Janet Maslin wrote in the New York Times, “Mr. Cameron’s magnificent ‘Titanic’ is the first spectacle in decades that honestly invites comparison to ‘Gone With the Wind.’ ” “This fabulously expensive watery epic is actually a very good movie,” David Denby declared in New York magazine. And the New Yorker’s Anthony Lane, who mocks most Hollywood efforts, was wowed by “Titanic.” “At the close of the century,” he gushed, “Cameron is pushing at cinema much as D.W. Griffith did at the start.”

So how did a movie that earned such glowing reviews from many of our toughest critics turn into a laughingstock in just five years?
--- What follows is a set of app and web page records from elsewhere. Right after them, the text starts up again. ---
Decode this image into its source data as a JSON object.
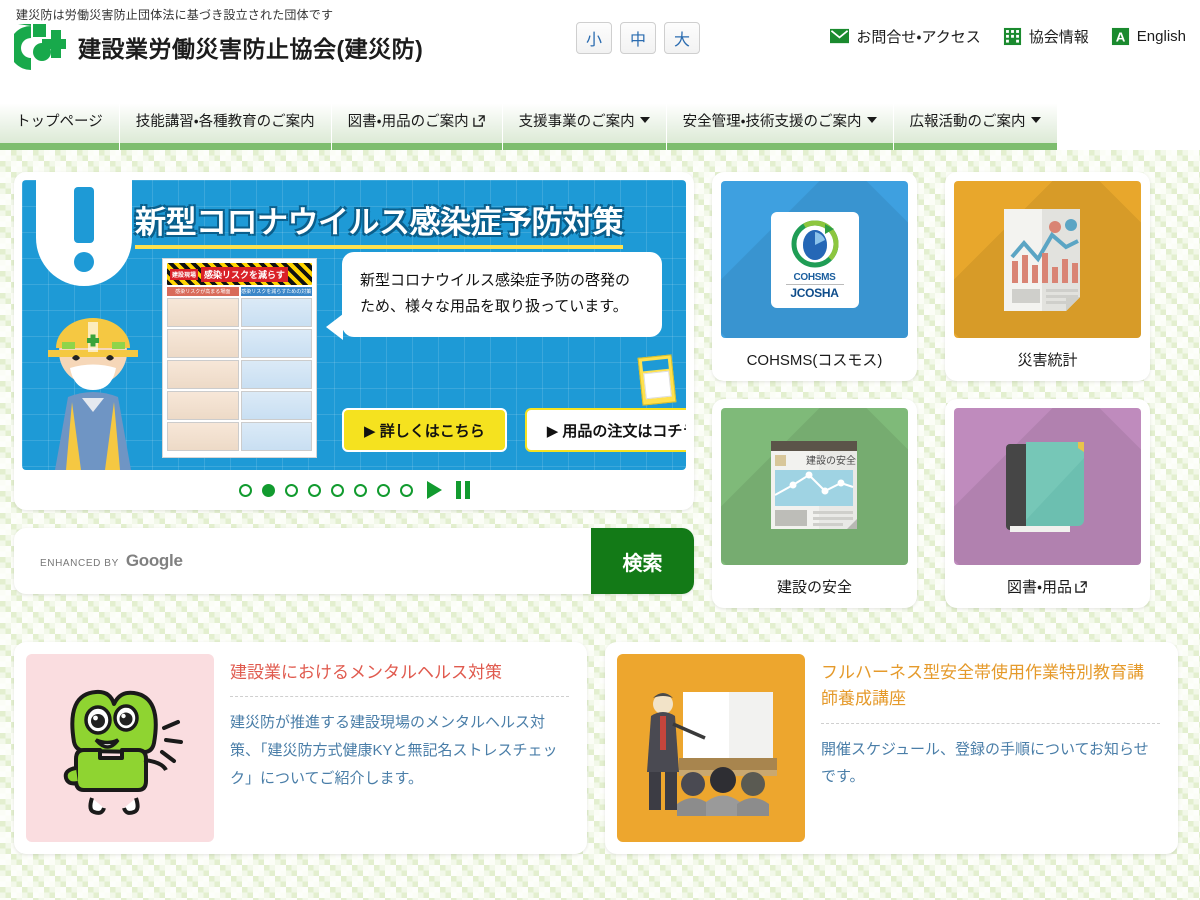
{
  "header": {
    "tagline": "建災防は労働災害防止団体法に基づき設立された団体です",
    "brand_name": "建設業労働災害防止協会(建災防)",
    "logo_icon": "kensaibo-cross-logo",
    "font_sizes": [
      {
        "label": "小",
        "name": "font-size-small"
      },
      {
        "label": "中",
        "name": "font-size-medium"
      },
      {
        "label": "大",
        "name": "font-size-large"
      }
    ],
    "links": [
      {
        "label": "お問合せ・アクセス",
        "icon": "mail-icon",
        "color": "#1a8a2e"
      },
      {
        "label": "協会情報",
        "icon": "building-icon",
        "color": "#1a8a2e"
      },
      {
        "label": "English",
        "icon": "letter-a-icon",
        "color": "#1a8a2e"
      }
    ]
  },
  "nav": {
    "items": [
      {
        "label": "トップページ",
        "has_caret": false,
        "external": false
      },
      {
        "label": "技能講習・各種教育のご案内",
        "has_caret": false,
        "external": false
      },
      {
        "label": "図書・用品のご案内",
        "has_caret": false,
        "external": true
      },
      {
        "label": "支援事業のご案内",
        "has_caret": true,
        "external": false
      },
      {
        "label": "安全管理・技術支援のご案内",
        "has_caret": true,
        "external": false
      },
      {
        "label": "広報活動のご案内",
        "has_caret": true,
        "external": false
      }
    ]
  },
  "carousel": {
    "slide": {
      "title": "新型コロナウイルス感染症予防対策",
      "bubble_text": "新型コロナウイルス感染症予防の啓発のため、様々な用品を取り扱っています。",
      "poster_heading": "感染リスクを減らす",
      "poster_badge": "建設現場",
      "poster_col_left": "感染リスクが高まる場面",
      "poster_col_right": "感染リスクを減らすための対策",
      "cta_primary": "▶ 詳しくはこちら",
      "cta_secondary": "▶ 用品の注文はコチラ"
    },
    "dot_count": 8,
    "active_dot": 2,
    "play_label": "play-button",
    "pause_label": "pause-button"
  },
  "search": {
    "enhanced_by": "ENHANCED BY",
    "provider": "Google",
    "placeholder": "",
    "value": "",
    "button_label": "検索",
    "button_color": "#137a17"
  },
  "tiles": [
    {
      "caption": "COHSMS(コスモス)",
      "bg": "blue",
      "icon": "cohsms-logo-icon",
      "external": false,
      "logo_top": "COHSMS",
      "logo_bottom": "JCOSHA"
    },
    {
      "caption": "災害統計",
      "bg": "orange",
      "icon": "statistics-document-icon",
      "external": false
    },
    {
      "caption": "建設の安全",
      "bg": "green",
      "icon": "magazine-icon",
      "external": false,
      "cover_title": "建設の安全"
    },
    {
      "caption": "図書・用品",
      "bg": "purple",
      "icon": "book-icon",
      "external": true
    }
  ],
  "info_cards": [
    {
      "title": "建設業におけるメンタルヘルス対策",
      "text": "建災防が推進する建設現場のメンタルヘルス対策、「建災防方式健康KYと無記名ストレスチェック」についてご紹介します。",
      "thumb": "pink",
      "thumb_icon": "green-mascot-character",
      "title_color": "#e05a4e"
    },
    {
      "title": "フルハーネス型安全帯使用作業特別教育講師養成講座",
      "text": "開催スケジュール、登録の手順についてお知らせです。",
      "thumb": "amber",
      "thumb_icon": "classroom-lecture-icon",
      "title_color": "#e59a2b"
    }
  ]
}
Cameron’s embarrassing “king of the world” speech at the Oscars may have started the backlash rolling; such extraneous factors often contribute to a movie’s demotion or elevation to the pantheon.


Actually, if you have a bit of historical perspective, you’ll often see reactions travel a full 360 degrees over the course of a generation. “Lawrence of Arabia” (1962) won the Academy Award as best picture as well as a slew of critical accolades. But over the next decade its reputation fell precipitously -- partly because of the growing influence of Pauline Kael, who was a notorious detractor of David Lean and his meticulous style of filmmaking, and partly because of the failure of Lean’s overblown production of “Ryan’s Daughter” in 1970, which led critics to reevaluate all of his earlier work. In 1972, when the British magazine Sight and Sound polled a group of about 80 international critics on the 10 greatest movies in history, I was the only one who included “Lawrence of Arabia” on my list.

By 1989, when Lean supervised the restoration of the film, its reputation had risen again, partly because of the support of a new generation of directors like Steven Spielberg and Martin Scorsese.

In 1998, when the American Film Institute came up with a list of the 100 greatest movies of all time, “Lawrence of Arabia” ranked No. 5, right behind “Citizen Kane,” “Casablanca,” “The Godfather” and “Gone With the Wind.” So history finally righted itself, even if there were a couple of decades in the interim when a masterpiece was consigned to the dust heap.

All of this topsy-turvy criticism should make one skeptical of any definitive, sweeping judgment. The chances are that it won’t stick. Who knows? Twenty years from now, maybe “Old School” will be championed as a far more penetrating study of the male psyche than whatever that year’s hot release happens to be.